- 15-Degree Nozzle: Can be used for brick, masonry, and concrete. Can also be used for siding, fencing, gutters, lawn equipment, and other applications if used with caution (always test a small, inconspicuous area first! We tried this one on our siding but it but it chipped the paint so we switched to the soap nozzle).
- Soap Nozzle: As the name implies, this is the only nozzle that you would use soap with. It uses a much lower pressure and is more gentle for painted surfaces. This can be used on just about anything, and if you add some soap it’s a great way to get a good cleaning! I might try this one my car next week because it’s now covered in dirt since I left it sitting in the driveway while I played around with the pressure washer this weekend. Oops!
But, my patio isn’t really that dirty.
Yes, it is. Just trust me. After I finished cleaning the parts of our sidewalk and driveway that were obviously dirty, I brought the pressure washer into the backyard to work on the patio. I didn’t think it would really make much of a difference since the patio is covered and really appeared pretty clean.
Oh, was I ever wrong. It was just as satisfying to clean the concrete on the back patio as it was on the dirty sidewalk leading up to our house! It wasn’t quite as bad, obviously, but it clearly was in need of a good clean and I was even able to get up a bit of paint I had spilled back there right when we moved into the house.
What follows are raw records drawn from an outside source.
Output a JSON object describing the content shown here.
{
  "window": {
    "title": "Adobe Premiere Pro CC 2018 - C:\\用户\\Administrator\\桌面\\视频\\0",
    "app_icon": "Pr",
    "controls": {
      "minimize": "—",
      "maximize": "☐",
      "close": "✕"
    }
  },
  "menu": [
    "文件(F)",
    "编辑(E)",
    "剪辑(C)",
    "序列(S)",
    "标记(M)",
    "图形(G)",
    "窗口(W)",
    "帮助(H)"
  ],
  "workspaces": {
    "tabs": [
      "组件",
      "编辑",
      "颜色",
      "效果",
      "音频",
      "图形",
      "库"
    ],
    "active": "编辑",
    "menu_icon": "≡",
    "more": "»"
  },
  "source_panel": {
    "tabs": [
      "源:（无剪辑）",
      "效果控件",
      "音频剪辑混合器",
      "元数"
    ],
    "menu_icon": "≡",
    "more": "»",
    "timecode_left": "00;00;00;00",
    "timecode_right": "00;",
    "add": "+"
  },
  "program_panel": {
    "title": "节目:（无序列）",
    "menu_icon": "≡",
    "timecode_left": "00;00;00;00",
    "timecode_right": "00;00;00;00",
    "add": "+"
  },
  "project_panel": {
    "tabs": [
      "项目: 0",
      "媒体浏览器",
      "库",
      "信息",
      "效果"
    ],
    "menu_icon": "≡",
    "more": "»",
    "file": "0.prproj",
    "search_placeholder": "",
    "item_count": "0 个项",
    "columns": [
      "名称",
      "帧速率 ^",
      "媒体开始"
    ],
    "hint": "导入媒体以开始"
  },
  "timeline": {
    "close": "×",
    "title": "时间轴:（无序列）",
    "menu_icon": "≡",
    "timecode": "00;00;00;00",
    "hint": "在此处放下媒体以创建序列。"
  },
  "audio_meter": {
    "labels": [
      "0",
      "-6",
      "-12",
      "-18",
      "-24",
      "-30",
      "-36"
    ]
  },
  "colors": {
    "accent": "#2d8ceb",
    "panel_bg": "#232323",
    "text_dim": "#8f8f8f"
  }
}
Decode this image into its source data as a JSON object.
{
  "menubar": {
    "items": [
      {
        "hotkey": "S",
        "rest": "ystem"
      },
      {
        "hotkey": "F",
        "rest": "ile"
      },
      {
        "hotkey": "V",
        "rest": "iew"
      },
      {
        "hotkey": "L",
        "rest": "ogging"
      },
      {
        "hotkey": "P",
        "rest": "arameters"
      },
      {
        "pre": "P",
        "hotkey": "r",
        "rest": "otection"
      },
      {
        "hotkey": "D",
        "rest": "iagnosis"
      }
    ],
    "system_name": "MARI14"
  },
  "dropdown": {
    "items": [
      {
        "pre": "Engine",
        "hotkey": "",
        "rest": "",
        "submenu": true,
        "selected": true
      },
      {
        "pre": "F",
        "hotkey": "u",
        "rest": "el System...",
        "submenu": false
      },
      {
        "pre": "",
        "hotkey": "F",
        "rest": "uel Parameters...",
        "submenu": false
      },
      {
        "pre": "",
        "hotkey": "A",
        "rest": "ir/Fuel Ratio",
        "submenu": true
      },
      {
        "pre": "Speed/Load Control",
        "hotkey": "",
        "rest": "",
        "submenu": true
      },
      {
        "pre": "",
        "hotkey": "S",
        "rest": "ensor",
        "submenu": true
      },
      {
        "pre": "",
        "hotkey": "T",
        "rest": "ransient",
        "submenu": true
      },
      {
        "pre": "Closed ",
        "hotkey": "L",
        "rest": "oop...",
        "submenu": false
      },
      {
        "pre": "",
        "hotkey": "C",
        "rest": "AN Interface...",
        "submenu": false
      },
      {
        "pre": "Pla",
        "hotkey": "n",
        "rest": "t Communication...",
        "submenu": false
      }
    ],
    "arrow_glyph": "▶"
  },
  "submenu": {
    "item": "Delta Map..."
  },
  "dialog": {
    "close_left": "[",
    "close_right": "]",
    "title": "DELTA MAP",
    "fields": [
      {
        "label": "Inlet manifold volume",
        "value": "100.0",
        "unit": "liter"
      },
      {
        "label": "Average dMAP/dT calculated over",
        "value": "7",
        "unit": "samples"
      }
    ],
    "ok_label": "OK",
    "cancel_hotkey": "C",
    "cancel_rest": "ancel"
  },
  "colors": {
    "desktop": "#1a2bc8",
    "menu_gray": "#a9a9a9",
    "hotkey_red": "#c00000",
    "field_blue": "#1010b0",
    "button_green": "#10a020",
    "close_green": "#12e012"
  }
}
Basically, your house is way dirtier than you think it is and a pressure washer just might be your new best friend.
Since no post about pressure washers is complete without an oh-so-satisfying video, I’ll leave you with this quick little snippet I took while I was cleaning our front walk.
I could watch that all day.
I kind of want our front sidewalk to go ahead and get all gross and dirty again so I can clean it!
I think I might have a problem.
Have you ever used a pressure washer before?!